- Data excerpts -
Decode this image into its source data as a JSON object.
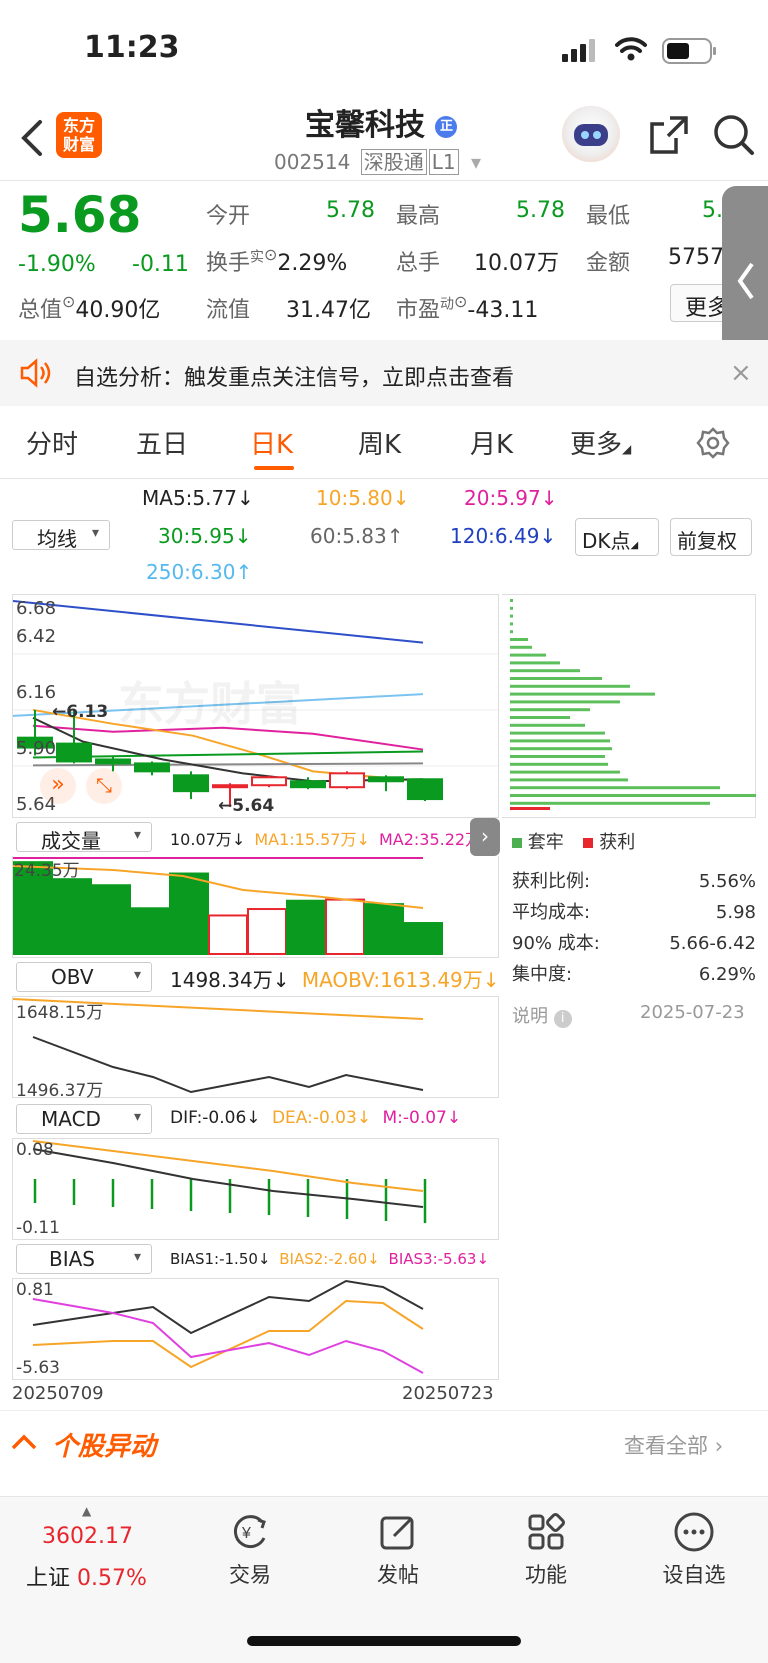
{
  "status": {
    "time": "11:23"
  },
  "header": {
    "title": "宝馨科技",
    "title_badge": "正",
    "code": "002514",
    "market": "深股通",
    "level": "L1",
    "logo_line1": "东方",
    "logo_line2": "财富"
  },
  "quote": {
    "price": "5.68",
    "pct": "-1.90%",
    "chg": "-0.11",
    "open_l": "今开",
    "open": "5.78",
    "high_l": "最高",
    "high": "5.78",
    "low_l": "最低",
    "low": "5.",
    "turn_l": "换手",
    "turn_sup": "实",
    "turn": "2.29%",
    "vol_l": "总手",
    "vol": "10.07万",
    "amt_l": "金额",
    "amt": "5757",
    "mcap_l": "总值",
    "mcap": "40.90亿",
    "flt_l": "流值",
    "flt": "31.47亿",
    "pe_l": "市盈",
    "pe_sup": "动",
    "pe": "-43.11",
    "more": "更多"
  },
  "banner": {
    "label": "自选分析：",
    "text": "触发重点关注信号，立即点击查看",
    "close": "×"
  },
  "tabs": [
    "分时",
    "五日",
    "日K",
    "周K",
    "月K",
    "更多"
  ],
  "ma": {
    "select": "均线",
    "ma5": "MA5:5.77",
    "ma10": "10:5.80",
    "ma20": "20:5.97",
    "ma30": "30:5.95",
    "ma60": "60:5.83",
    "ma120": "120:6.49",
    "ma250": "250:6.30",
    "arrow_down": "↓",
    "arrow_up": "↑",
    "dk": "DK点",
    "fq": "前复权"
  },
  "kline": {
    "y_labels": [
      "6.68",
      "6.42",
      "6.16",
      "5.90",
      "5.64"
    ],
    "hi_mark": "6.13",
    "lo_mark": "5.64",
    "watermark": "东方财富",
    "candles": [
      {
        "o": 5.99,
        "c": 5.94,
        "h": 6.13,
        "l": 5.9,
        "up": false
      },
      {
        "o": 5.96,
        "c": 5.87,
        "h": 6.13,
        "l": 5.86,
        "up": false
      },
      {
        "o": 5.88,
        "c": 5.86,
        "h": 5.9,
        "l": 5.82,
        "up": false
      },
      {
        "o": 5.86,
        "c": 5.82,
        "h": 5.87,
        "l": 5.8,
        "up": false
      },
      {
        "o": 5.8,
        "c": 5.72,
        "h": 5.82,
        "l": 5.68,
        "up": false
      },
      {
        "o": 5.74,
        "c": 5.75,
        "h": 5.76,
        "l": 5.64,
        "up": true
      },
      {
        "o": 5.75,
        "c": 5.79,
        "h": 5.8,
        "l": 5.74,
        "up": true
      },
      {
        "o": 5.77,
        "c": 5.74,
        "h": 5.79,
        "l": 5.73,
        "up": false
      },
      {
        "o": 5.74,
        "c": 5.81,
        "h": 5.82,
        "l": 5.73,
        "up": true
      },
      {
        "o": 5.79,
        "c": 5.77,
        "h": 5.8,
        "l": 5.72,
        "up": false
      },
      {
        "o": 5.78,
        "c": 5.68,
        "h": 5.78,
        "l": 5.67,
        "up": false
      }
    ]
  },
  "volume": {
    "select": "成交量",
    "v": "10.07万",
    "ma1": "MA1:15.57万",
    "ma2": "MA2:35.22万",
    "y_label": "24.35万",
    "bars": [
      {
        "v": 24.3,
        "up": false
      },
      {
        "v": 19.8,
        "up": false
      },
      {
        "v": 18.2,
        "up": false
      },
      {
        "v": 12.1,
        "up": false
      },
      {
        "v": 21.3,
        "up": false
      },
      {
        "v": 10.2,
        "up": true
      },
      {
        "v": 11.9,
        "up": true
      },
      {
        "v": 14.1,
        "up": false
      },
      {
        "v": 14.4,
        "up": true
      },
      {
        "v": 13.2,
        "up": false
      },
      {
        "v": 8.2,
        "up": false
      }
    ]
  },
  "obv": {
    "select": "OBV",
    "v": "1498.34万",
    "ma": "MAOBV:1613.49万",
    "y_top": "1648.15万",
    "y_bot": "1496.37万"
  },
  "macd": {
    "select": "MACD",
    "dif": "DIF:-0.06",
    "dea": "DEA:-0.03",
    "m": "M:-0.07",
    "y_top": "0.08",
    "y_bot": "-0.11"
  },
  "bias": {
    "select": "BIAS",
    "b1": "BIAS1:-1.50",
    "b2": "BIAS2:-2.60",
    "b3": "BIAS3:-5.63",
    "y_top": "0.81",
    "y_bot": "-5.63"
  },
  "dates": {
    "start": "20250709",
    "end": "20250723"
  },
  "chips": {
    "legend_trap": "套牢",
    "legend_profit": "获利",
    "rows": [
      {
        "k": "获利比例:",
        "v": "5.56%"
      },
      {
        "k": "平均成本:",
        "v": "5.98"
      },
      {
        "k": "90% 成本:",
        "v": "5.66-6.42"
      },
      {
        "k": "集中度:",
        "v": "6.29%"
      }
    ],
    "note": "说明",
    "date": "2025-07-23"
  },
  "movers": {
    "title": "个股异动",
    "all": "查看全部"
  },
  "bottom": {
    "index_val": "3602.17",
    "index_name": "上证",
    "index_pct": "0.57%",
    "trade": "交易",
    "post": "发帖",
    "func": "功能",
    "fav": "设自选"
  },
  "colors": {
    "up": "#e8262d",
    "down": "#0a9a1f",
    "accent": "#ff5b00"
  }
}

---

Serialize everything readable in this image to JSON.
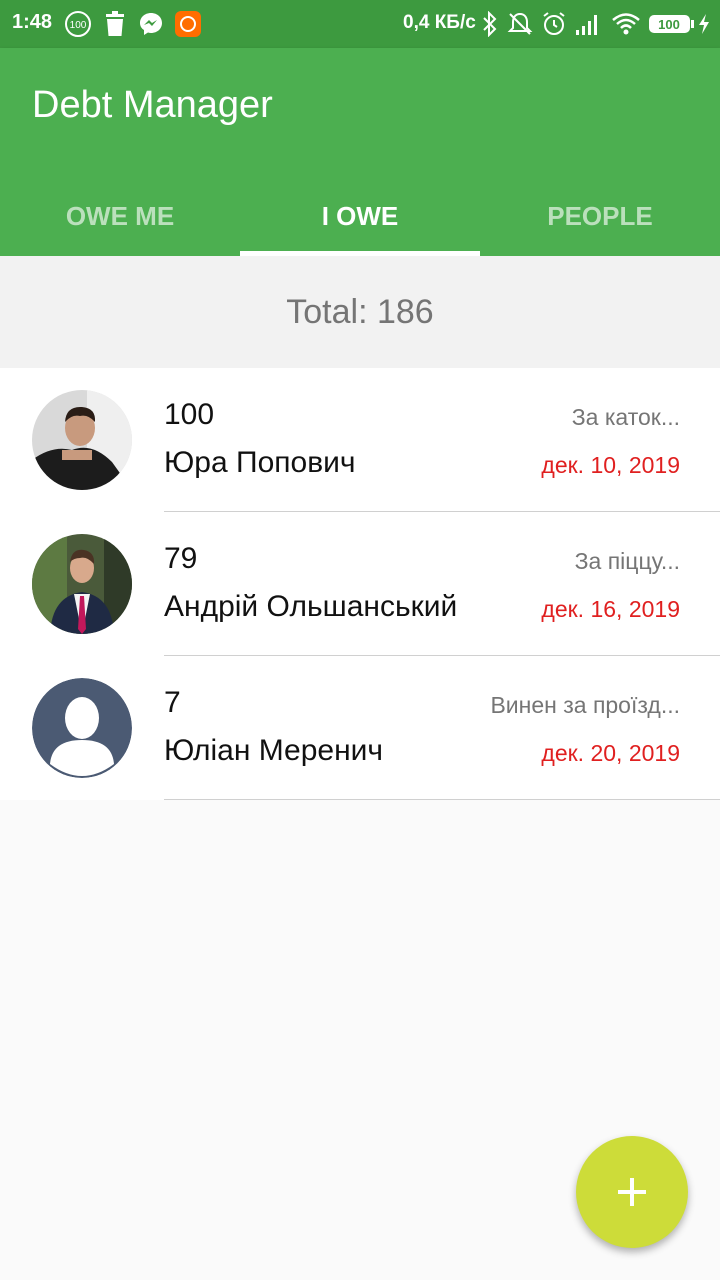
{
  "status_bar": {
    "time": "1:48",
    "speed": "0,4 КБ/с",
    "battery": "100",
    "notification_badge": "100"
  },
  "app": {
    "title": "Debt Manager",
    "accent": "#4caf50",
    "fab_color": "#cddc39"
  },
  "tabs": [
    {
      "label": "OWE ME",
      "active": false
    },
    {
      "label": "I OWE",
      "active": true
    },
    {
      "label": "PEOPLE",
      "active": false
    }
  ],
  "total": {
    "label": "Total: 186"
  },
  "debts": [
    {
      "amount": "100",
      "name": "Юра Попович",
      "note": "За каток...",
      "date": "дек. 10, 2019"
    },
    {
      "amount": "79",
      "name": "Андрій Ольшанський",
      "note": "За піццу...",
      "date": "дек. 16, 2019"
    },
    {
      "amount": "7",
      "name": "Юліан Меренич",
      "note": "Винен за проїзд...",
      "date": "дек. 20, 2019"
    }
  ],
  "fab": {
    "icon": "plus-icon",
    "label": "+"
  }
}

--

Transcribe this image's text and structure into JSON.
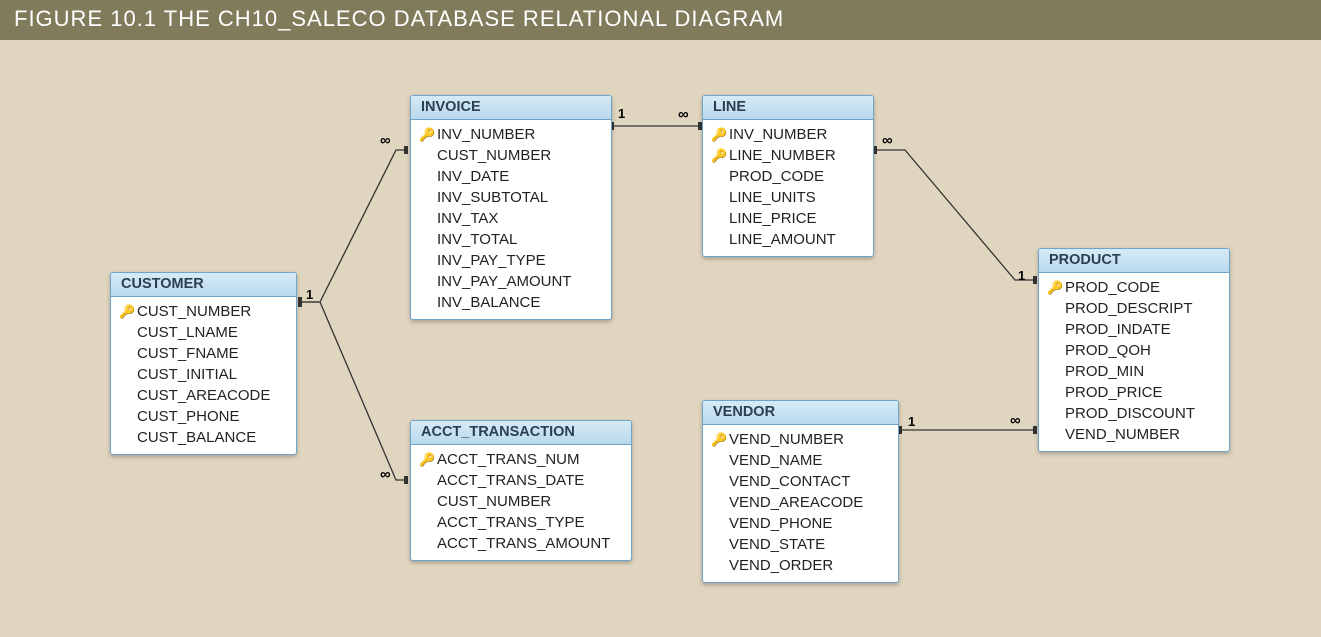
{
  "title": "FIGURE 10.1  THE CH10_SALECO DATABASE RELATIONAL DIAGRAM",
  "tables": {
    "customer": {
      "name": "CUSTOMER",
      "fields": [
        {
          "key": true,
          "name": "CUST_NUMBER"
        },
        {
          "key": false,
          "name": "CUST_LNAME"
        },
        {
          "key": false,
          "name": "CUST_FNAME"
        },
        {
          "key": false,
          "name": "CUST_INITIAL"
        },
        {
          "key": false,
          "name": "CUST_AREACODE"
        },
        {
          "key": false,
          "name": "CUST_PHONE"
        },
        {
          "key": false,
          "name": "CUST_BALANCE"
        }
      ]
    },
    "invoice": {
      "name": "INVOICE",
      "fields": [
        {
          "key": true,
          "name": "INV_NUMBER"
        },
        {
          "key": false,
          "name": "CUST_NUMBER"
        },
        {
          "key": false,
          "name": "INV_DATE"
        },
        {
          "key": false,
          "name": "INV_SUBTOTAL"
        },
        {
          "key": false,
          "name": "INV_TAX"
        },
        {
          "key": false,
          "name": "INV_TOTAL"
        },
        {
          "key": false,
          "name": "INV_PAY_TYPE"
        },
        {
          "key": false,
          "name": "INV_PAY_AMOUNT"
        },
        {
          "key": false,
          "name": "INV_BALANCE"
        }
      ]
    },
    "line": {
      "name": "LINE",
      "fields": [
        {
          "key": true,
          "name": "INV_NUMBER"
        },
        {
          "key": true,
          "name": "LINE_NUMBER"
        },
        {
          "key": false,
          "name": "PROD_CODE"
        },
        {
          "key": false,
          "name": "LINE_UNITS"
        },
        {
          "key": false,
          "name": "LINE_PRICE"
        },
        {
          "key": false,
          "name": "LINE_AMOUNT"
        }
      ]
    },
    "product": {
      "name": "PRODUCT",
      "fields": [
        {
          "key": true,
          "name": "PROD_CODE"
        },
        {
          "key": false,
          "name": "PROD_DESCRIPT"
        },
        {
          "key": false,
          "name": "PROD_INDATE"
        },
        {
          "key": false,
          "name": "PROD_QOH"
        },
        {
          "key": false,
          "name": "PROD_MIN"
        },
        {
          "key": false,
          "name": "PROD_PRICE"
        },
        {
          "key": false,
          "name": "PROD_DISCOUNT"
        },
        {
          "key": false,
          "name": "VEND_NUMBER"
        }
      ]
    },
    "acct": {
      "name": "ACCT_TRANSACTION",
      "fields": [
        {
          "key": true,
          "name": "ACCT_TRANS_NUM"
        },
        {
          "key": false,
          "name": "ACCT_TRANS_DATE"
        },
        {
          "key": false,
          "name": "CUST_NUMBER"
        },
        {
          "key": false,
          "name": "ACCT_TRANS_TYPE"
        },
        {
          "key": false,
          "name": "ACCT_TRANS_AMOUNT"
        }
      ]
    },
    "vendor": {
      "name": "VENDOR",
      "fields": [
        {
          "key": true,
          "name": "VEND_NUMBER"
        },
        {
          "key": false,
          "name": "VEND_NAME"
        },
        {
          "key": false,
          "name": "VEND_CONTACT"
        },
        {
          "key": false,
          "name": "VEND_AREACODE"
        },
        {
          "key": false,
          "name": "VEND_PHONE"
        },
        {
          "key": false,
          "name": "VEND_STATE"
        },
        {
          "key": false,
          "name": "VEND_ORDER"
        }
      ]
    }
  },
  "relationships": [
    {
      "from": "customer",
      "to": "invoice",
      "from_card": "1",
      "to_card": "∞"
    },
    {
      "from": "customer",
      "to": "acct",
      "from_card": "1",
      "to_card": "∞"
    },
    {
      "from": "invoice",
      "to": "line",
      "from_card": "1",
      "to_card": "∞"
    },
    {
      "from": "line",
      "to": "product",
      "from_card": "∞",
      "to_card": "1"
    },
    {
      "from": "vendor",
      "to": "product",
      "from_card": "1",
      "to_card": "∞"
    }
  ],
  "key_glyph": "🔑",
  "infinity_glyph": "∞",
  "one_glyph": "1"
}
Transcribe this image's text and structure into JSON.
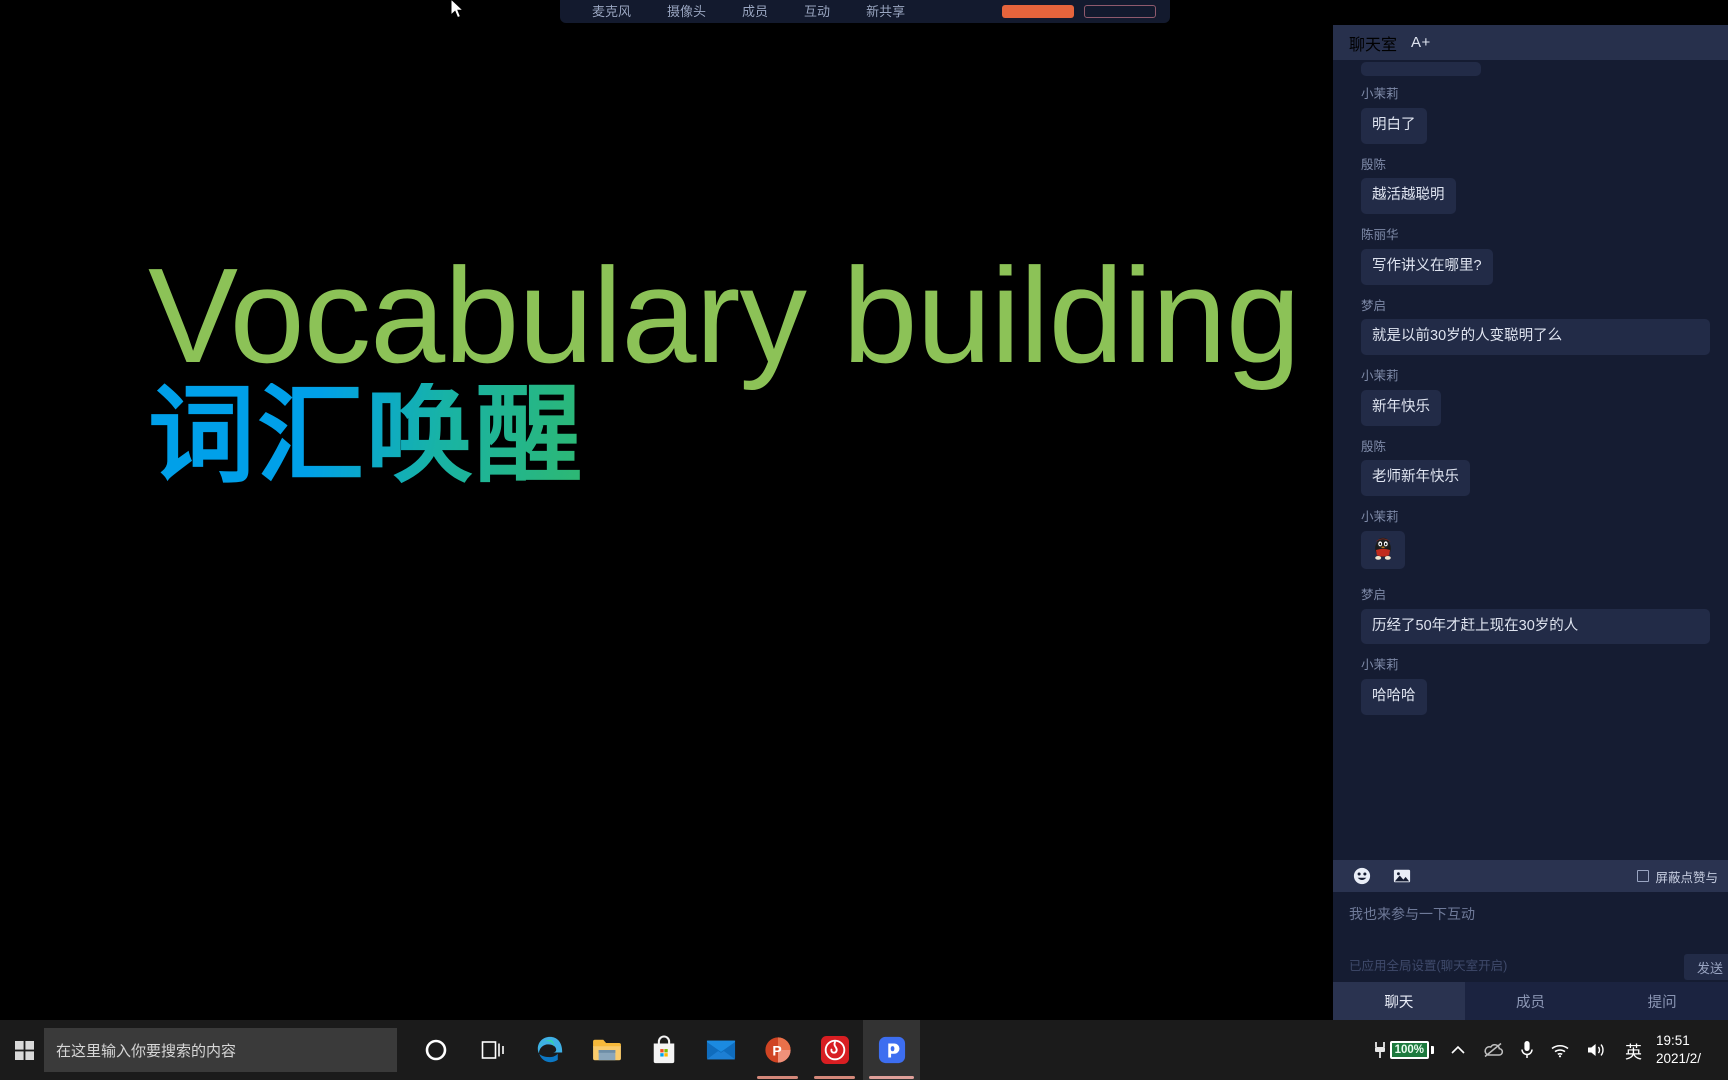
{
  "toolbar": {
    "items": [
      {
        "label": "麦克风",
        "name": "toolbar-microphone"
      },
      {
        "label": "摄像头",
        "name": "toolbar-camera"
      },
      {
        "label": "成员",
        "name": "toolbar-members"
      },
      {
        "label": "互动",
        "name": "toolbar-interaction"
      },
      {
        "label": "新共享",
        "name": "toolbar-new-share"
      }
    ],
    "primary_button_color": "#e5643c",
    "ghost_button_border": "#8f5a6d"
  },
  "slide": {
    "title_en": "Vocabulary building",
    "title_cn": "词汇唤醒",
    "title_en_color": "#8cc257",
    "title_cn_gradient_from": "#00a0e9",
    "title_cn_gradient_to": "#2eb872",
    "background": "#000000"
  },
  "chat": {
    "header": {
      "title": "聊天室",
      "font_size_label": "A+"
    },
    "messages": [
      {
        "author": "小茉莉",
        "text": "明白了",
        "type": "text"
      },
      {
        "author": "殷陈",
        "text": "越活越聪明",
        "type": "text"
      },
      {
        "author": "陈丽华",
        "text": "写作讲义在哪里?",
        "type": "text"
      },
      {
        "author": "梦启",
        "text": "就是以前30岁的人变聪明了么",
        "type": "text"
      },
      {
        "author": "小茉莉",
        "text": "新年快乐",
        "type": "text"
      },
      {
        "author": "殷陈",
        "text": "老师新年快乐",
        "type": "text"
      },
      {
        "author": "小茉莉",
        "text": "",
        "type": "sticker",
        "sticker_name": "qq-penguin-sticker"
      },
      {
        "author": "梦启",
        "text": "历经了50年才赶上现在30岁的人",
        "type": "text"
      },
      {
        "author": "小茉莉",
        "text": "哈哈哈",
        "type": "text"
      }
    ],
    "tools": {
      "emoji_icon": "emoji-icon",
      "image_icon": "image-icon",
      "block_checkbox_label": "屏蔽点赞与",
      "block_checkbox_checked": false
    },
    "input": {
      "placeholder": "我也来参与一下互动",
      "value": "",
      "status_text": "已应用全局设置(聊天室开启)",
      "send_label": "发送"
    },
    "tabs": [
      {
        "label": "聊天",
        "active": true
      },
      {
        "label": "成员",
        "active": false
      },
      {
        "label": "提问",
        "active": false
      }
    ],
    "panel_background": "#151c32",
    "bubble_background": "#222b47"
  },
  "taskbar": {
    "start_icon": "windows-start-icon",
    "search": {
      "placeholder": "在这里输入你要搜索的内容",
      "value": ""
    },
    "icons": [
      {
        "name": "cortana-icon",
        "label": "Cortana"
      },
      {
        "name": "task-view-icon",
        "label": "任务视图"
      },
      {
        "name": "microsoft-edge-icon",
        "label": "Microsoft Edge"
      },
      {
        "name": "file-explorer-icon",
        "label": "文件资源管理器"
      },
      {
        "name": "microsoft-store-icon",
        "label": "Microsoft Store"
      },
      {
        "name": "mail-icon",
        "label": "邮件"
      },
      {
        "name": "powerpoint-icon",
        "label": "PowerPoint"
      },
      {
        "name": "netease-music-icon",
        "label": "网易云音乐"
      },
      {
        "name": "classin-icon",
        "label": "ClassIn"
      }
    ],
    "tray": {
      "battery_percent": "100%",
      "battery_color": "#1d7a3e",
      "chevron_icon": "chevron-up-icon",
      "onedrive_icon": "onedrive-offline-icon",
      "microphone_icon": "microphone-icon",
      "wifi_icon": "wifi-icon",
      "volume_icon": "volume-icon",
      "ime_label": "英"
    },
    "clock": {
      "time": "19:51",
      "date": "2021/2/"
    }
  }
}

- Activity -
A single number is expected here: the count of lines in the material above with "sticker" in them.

- Result -
2